■ What is required
Could you return all of the entries word for word, minus any pictures?

■ Dataset entries

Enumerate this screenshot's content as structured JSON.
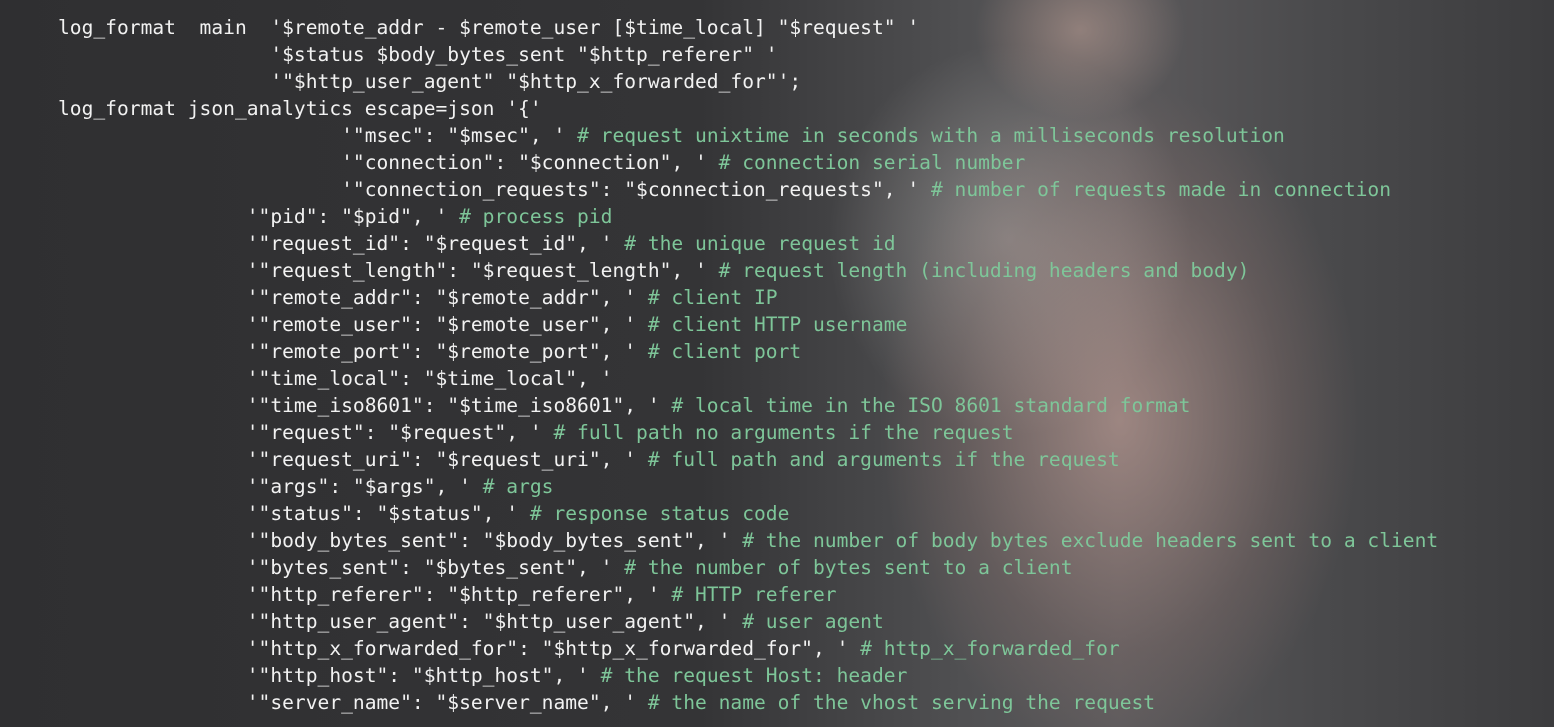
{
  "code_lines": [
    {
      "indent": 0,
      "code": "log_format  main  '$remote_addr - $remote_user [$time_local] \"$request\" '",
      "comment": ""
    },
    {
      "indent": 18,
      "code": "'$status $body_bytes_sent \"$http_referer\" '",
      "comment": ""
    },
    {
      "indent": 18,
      "code": "'\"$http_user_agent\" \"$http_x_forwarded_for\"';",
      "comment": ""
    },
    {
      "indent": 0,
      "code": "log_format json_analytics escape=json '{'",
      "comment": ""
    },
    {
      "indent": 24,
      "code": "'\"msec\": \"$msec\", ' ",
      "comment": "# request unixtime in seconds with a milliseconds resolution"
    },
    {
      "indent": 24,
      "code": "'\"connection\": \"$connection\", ' ",
      "comment": "# connection serial number"
    },
    {
      "indent": 24,
      "code": "'\"connection_requests\": \"$connection_requests\", ' ",
      "comment": "# number of requests made in connection"
    },
    {
      "indent": 16,
      "code": "'\"pid\": \"$pid\", ' ",
      "comment": "# process pid"
    },
    {
      "indent": 16,
      "code": "'\"request_id\": \"$request_id\", ' ",
      "comment": "# the unique request id"
    },
    {
      "indent": 16,
      "code": "'\"request_length\": \"$request_length\", ' ",
      "comment": "# request length (including headers and body)"
    },
    {
      "indent": 16,
      "code": "'\"remote_addr\": \"$remote_addr\", ' ",
      "comment": "# client IP"
    },
    {
      "indent": 16,
      "code": "'\"remote_user\": \"$remote_user\", ' ",
      "comment": "# client HTTP username"
    },
    {
      "indent": 16,
      "code": "'\"remote_port\": \"$remote_port\", ' ",
      "comment": "# client port"
    },
    {
      "indent": 16,
      "code": "'\"time_local\": \"$time_local\", '",
      "comment": ""
    },
    {
      "indent": 16,
      "code": "'\"time_iso8601\": \"$time_iso8601\", ' ",
      "comment": "# local time in the ISO 8601 standard format"
    },
    {
      "indent": 16,
      "code": "'\"request\": \"$request\", ' ",
      "comment": "# full path no arguments if the request"
    },
    {
      "indent": 16,
      "code": "'\"request_uri\": \"$request_uri\", ' ",
      "comment": "# full path and arguments if the request"
    },
    {
      "indent": 16,
      "code": "'\"args\": \"$args\", ' ",
      "comment": "# args"
    },
    {
      "indent": 16,
      "code": "'\"status\": \"$status\", ' ",
      "comment": "# response status code"
    },
    {
      "indent": 16,
      "code": "'\"body_bytes_sent\": \"$body_bytes_sent\", ' ",
      "comment": "# the number of body bytes exclude headers sent to a client"
    },
    {
      "indent": 16,
      "code": "'\"bytes_sent\": \"$bytes_sent\", ' ",
      "comment": "# the number of bytes sent to a client"
    },
    {
      "indent": 16,
      "code": "'\"http_referer\": \"$http_referer\", ' ",
      "comment": "# HTTP referer"
    },
    {
      "indent": 16,
      "code": "'\"http_user_agent\": \"$http_user_agent\", ' ",
      "comment": "# user agent"
    },
    {
      "indent": 16,
      "code": "'\"http_x_forwarded_for\": \"$http_x_forwarded_for\", ' ",
      "comment": "# http_x_forwarded_for"
    },
    {
      "indent": 16,
      "code": "'\"http_host\": \"$http_host\", ' ",
      "comment": "# the request Host: header"
    },
    {
      "indent": 16,
      "code": "'\"server_name\": \"$server_name\", ' ",
      "comment": "# the name of the vhost serving the request"
    }
  ]
}
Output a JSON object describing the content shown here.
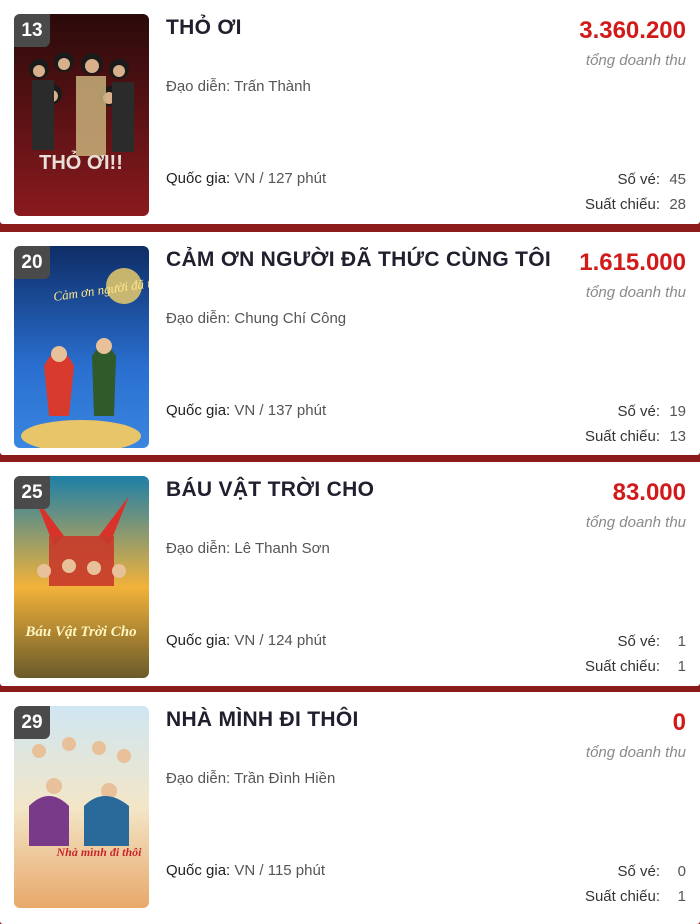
{
  "labels": {
    "revenue_caption": "tổng doanh thu",
    "director_prefix": "Đạo diễn:",
    "country_prefix": "Quốc gia:",
    "tickets_label": "Số vé:",
    "shows_label": "Suất chiếu:"
  },
  "movies": [
    {
      "rank": "13",
      "title": "THỎ ƠI",
      "revenue": "3.360.200",
      "director": "Trấn Thành",
      "country_runtime": "VN / 127 phút",
      "tickets": "45",
      "shows": "28",
      "poster_text": "THỎ ƠI!!",
      "poster_colors": [
        "#3a0a0c",
        "#7a1418"
      ]
    },
    {
      "rank": "20",
      "title": "CẢM ƠN NGƯỜI ĐÃ THỨC CÙNG TÔI",
      "revenue": "1.615.000",
      "director": "Chung Chí Công",
      "country_runtime": "VN / 137 phút",
      "tickets": "19",
      "shows": "13",
      "poster_text": "Cảm ơn người đã thức cùng tôi",
      "poster_colors": [
        "#123a7a",
        "#2a6fd0"
      ]
    },
    {
      "rank": "25",
      "title": "BÁU VẬT TRỜI CHO",
      "revenue": "83.000",
      "director": "Lê Thanh Sơn",
      "country_runtime": "VN / 124 phút",
      "tickets": "1",
      "shows": "1",
      "poster_text": "Báu Vật Trời Cho",
      "poster_colors": [
        "#1d7fa8",
        "#f2b23a"
      ]
    },
    {
      "rank": "29",
      "title": "NHÀ MÌNH ĐI THÔI",
      "revenue": "0",
      "director": "Trần Đình Hiền",
      "country_runtime": "VN / 115 phút",
      "tickets": "0",
      "shows": "1",
      "poster_text": "Nhà mình đi thôi",
      "poster_colors": [
        "#f3e6c8",
        "#e8a86a"
      ]
    }
  ]
}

■ Answer to this task
Enumerate this screenshot's content as structured JSON.
{
  "code_lines": [
    {
      "indent": 0,
      "code": "log_format  main  '$remote_addr - $remote_user [$time_local] \"$request\" '",
      "comment": ""
    },
    {
      "indent": 18,
      "code": "'$status $body_bytes_sent \"$http_referer\" '",
      "comment": ""
    },
    {
      "indent": 18,
      "code": "'\"$http_user_agent\" \"$http_x_forwarded_for\"';",
      "comment": ""
    },
    {
      "indent": 0,
      "code": "log_format json_analytics escape=json '{'",
      "comment": ""
    },
    {
      "indent": 24,
      "code": "'\"msec\": \"$msec\", ' ",
      "comment": "# request unixtime in seconds with a milliseconds resolution"
    },
    {
      "indent": 24,
      "code": "'\"connection\": \"$connection\", ' ",
      "comment": "# connection serial number"
    },
    {
      "indent": 24,
      "code": "'\"connection_requests\": \"$connection_requests\", ' ",
      "comment": "# number of requests made in connection"
    },
    {
      "indent": 16,
      "code": "'\"pid\": \"$pid\", ' ",
      "comment": "# process pid"
    },
    {
      "indent": 16,
      "code": "'\"request_id\": \"$request_id\", ' ",
      "comment": "# the unique request id"
    },
    {
      "indent": 16,
      "code": "'\"request_length\": \"$request_length\", ' ",
      "comment": "# request length (including headers and body)"
    },
    {
      "indent": 16,
      "code": "'\"remote_addr\": \"$remote_addr\", ' ",
      "comment": "# client IP"
    },
    {
      "indent": 16,
      "code": "'\"remote_user\": \"$remote_user\", ' ",
      "comment": "# client HTTP username"
    },
    {
      "indent": 16,
      "code": "'\"remote_port\": \"$remote_port\", ' ",
      "comment": "# client port"
    },
    {
      "indent": 16,
      "code": "'\"time_local\": \"$time_local\", '",
      "comment": ""
    },
    {
      "indent": 16,
      "code": "'\"time_iso8601\": \"$time_iso8601\", ' ",
      "comment": "# local time in the ISO 8601 standard format"
    },
    {
      "indent": 16,
      "code": "'\"request\": \"$request\", ' ",
      "comment": "# full path no arguments if the request"
    },
    {
      "indent": 16,
      "code": "'\"request_uri\": \"$request_uri\", ' ",
      "comment": "# full path and arguments if the request"
    },
    {
      "indent": 16,
      "code": "'\"args\": \"$args\", ' ",
      "comment": "# args"
    },
    {
      "indent": 16,
      "code": "'\"status\": \"$status\", ' ",
      "comment": "# response status code"
    },
    {
      "indent": 16,
      "code": "'\"body_bytes_sent\": \"$body_bytes_sent\", ' ",
      "comment": "# the number of body bytes exclude headers sent to a client"
    },
    {
      "indent": 16,
      "code": "'\"bytes_sent\": \"$bytes_sent\", ' ",
      "comment": "# the number of bytes sent to a client"
    },
    {
      "indent": 16,
      "code": "'\"http_referer\": \"$http_referer\", ' ",
      "comment": "# HTTP referer"
    },
    {
      "indent": 16,
      "code": "'\"http_user_agent\": \"$http_user_agent\", ' ",
      "comment": "# user agent"
    },
    {
      "indent": 16,
      "code": "'\"http_x_forwarded_for\": \"$http_x_forwarded_for\", ' ",
      "comment": "# http_x_forwarded_for"
    },
    {
      "indent": 16,
      "code": "'\"http_host\": \"$http_host\", ' ",
      "comment": "# the request Host: header"
    },
    {
      "indent": 16,
      "code": "'\"server_name\": \"$server_name\", ' ",
      "comment": "# the name of the vhost serving the request"
    }
  ]
}
Output a JSON object describing the content shown here.
{
  "labels": {
    "revenue_caption": "tổng doanh thu",
    "director_prefix": "Đạo diễn:",
    "country_prefix": "Quốc gia:",
    "tickets_label": "Số vé:",
    "shows_label": "Suất chiếu:"
  },
  "movies": [
    {
      "rank": "13",
      "title": "THỎ ƠI",
      "revenue": "3.360.200",
      "director": "Trấn Thành",
      "country_runtime": "VN / 127 phút",
      "tickets": "45",
      "shows": "28",
      "poster_text": "THỎ ƠI!!",
      "poster_colors": [
        "#3a0a0c",
        "#7a1418"
      ]
    },
    {
      "rank": "20",
      "title": "CẢM ƠN NGƯỜI ĐÃ THỨC CÙNG TÔI",
      "revenue": "1.615.000",
      "director": "Chung Chí Công",
      "country_runtime": "VN / 137 phút",
      "tickets": "19",
      "shows": "13",
      "poster_text": "Cảm ơn người đã thức cùng tôi",
      "poster_colors": [
        "#123a7a",
        "#2a6fd0"
      ]
    },
    {
      "rank": "25",
      "title": "BÁU VẬT TRỜI CHO",
      "revenue": "83.000",
      "director": "Lê Thanh Sơn",
      "country_runtime": "VN / 124 phút",
      "tickets": "1",
      "shows": "1",
      "poster_text": "Báu Vật Trời Cho",
      "poster_colors": [
        "#1d7fa8",
        "#f2b23a"
      ]
    },
    {
      "rank": "29",
      "title": "NHÀ MÌNH ĐI THÔI",
      "revenue": "0",
      "director": "Trần Đình Hiền",
      "country_runtime": "VN / 115 phút",
      "tickets": "0",
      "shows": "1",
      "poster_text": "Nhà mình đi thôi",
      "poster_colors": [
        "#f3e6c8",
        "#e8a86a"
      ]
    }
  ]
}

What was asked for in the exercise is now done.